Refilling Empty Water Bottles
The Portland Airport allows travelers coming through the security line with water bottles to dump the liquid but keep the container to refill once they pass security. That doesn’t sound like a big deal until you realize that other airports, like Chicago O’Hare, require the bottles to be thrown out. Not only does that policy generate tons of unnecessary waste, but all those full or half-full bottles weigh more and therefore the removal produces more emissions. Portland’s rule seems pretty green in comparison. San Francisco Airport goes one step further than Portland by providing water refill stations past the security checkpoint so people can refill their water bottles free of charge.

Recycling and Composting
Many airports have limited recycling programs in place, but some are going above and beyond when it comes to making sure that nothing that can be recycled gets added to a landfill.
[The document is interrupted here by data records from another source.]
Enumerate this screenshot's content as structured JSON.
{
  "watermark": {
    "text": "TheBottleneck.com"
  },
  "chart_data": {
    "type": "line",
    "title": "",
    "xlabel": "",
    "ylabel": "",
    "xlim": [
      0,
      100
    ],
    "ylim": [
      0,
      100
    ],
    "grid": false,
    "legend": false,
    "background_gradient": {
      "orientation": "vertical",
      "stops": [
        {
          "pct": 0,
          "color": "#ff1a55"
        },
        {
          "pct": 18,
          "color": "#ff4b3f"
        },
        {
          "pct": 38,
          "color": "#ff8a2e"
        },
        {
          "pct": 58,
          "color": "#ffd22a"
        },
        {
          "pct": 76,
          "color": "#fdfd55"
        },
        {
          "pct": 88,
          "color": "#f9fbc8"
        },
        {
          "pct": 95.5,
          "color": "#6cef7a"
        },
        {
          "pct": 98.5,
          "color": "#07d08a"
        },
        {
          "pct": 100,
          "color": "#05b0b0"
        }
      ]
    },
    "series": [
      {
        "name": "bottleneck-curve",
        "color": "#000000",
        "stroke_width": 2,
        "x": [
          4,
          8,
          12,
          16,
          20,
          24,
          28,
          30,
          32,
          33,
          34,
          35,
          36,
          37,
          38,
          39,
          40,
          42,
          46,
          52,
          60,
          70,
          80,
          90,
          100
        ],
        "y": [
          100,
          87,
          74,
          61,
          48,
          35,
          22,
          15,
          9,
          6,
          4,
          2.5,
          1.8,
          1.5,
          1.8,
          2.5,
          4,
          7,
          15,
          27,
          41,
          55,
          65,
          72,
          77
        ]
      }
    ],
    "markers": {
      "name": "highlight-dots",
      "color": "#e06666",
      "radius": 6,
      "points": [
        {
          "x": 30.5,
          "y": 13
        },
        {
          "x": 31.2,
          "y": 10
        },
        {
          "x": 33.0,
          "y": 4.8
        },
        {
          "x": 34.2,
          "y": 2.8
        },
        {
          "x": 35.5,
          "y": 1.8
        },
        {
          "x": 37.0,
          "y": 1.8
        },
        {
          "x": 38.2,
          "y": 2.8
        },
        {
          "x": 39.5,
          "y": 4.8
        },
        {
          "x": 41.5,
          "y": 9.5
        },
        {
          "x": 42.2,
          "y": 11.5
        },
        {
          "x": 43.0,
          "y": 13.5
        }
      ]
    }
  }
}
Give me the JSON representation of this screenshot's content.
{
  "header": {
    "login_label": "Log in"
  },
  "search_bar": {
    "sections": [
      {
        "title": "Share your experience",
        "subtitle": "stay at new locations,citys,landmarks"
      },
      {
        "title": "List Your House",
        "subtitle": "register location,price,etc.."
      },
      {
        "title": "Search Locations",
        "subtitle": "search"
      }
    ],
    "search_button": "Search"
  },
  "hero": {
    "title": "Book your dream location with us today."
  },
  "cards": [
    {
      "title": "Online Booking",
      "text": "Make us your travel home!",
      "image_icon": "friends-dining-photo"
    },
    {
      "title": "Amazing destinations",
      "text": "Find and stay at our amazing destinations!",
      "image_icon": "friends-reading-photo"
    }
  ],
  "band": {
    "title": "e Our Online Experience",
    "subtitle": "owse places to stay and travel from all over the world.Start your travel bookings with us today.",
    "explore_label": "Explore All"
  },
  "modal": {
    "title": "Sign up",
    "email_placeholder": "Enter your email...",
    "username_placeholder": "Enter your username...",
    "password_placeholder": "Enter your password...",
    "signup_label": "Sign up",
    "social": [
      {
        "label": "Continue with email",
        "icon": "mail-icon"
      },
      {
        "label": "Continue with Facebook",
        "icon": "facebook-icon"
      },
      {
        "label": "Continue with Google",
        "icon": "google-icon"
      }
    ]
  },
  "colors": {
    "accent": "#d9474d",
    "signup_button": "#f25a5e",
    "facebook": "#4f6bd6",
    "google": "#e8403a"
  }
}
Seattle-Tacoma Airport, rated by the Clean Airport Partnership as one of the greenest in the country, charges concessionaires by the pound for waste(but doesn’t charge for recycling), encouraging vendors to recycle as much as possible. Portland makes it easy on flyers as well by providing a “single sort” recycle bin. Everything gets tossed in one bin and later sorted by a recycling company, so people don’t have to worry about which receptacle they throw their items into.

Seattle doesn’t end its recycling efforts with paper, plastic, glass and aluminum – it also composts 145 tons of coffee grounds per year and recycles 1,000 gallons of cooking oil each month, which is then used to produced biodiesel fuel. Munich Airport has a similar program: the organic waste from the airport’s restaurants is collected, sent to a farm, and used as pig feed. San Francisco hopes to require its concessionaires to serve all food in containers that can be composted and turned into fertilizer and Denver Airport will begin its own composting program this January.

Other green airport practices include using energy-efficient LCD screens on all computers and monitors, landscaping with native plants, installing low-flow toilets, and replacing paper towel dispensers with electric hand dryers. With the amount of waste and emissions airports produce as a result of their sheer size, the have a long way to go to truly be called “green”, but it’s nice to know that many are taking steps to reduce their environmental impact in whatever small ways they can.